The study was sponsored by the U.S. Department of Justice. The Research Council is the principal operating agency of the National Academy of Sciences and the National Academy of Engineering. It is a private, nonprofit institution that provides science advice under a congressional charter.
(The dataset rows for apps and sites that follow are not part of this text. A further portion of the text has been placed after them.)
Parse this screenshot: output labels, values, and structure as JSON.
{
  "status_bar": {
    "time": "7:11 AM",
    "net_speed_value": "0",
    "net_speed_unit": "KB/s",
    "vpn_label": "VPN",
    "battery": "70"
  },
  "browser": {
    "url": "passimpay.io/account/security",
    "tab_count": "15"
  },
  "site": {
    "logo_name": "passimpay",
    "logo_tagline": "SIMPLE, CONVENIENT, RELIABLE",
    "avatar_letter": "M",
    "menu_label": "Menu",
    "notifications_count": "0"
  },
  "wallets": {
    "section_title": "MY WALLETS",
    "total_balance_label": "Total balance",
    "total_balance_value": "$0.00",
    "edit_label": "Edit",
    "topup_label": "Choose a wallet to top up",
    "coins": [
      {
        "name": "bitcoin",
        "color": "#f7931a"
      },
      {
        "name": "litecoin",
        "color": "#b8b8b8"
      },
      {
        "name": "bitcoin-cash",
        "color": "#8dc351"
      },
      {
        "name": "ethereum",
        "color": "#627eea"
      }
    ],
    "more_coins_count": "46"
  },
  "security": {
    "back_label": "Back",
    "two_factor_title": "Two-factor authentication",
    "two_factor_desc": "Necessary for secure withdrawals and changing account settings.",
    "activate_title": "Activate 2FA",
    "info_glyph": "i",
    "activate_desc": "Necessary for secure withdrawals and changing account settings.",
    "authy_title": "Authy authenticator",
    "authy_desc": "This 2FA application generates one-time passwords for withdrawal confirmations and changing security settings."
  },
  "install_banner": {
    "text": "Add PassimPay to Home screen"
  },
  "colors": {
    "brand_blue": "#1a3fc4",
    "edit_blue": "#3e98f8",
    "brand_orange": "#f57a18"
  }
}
A committee roster follows.

Copies of Fairness and Effectiveness in Policing: The Evidence are available from the National Academies Press for $52.00 (prepaid) plus shipping charges of $4.50 for the first copy and $.95 for each additional copy; tel. (202) 334-3313 or 1-800-624-6242 or order on the Internet at Reporters may obtain a copy from the Office of News and Public Information (contacts listed above).

[ This announcement and the report are available at ]

Division of Behavioral and Social Sciences and Education
Committee on Law and Justice

Committee to Review Research on Police Policy and Practices

Wesley G. Skogan (chair)
Professor of Political Science, and
Member, Research Faculty
Institute for Policy Research
Northwestern University
Evanston, Ill.

David H. Bayley (vice chair)
Distinguished Professor
School of Criminal Justice
State University of New York

Lawrence D. Bobo
Professor of Sociology and
Afro-American Studies
Harvard University
Cambridge, Mass.

Ruth Davis*
President and Chief Executive Officer
Pymatuning Group Inc.
Alexandria, Va.

John E. Eck
Associate Professor
Division of Criminal Justice
University of Cincinnati

David A. Klinger
Associate Professor of Criminology and Criminal Justice
University of Missouri
St. Louis

Janet Lauritsen
Associate Professor of Criminology and Criminal Justice
University of Missouri
St. Louis

Tracey Maclin
School of Law
Boston University

Stephen D. Mastrofski
Administration of Justice Program, and
Professor of Public and International Affairs
George Mason University
Fairfax, Va.

Tracey L. Meares
School of Law
University of Chicago

Mark Moore
Daniel and Florence Guggenheim Professor of Criminal Justice Policy and Management
Kennedy School of Government, and
Hauser Center for Nonprofit Institutions
Harvard University
Cambridge, Mass.

Ruth Peterson
Professor of Sociology, and
Director, Criminal Justice Research Center
Ohio State University

Elaine B. Sharp
Professor of Political Science
Division of Government
University of Kansas

Lawrence W. Sherman
Fels Center of Government, and
Albert M. Greenfield Professor of Human Relations
University of Pennsylvania

Samuel Walker
Isaacson Professor of Criminal Justice
University of Nebraska

David Weisburd
Professor of Criminology, and
Director, Institute of Criminology
Hebrew University Law School
Jerusalem, and
Senior Research Scientist
Police Foundation
Washington, D.C.

Robert Worden
Associate Professor of Criminal Justice and Public Policy
Rockefeller College of Public Affairs and Policy, and
Associate Dean for Academic Affairs
School of Criminal Justice
State University of New York


Kathleen Frydl
Study Director

* Member, National Academy of Engineering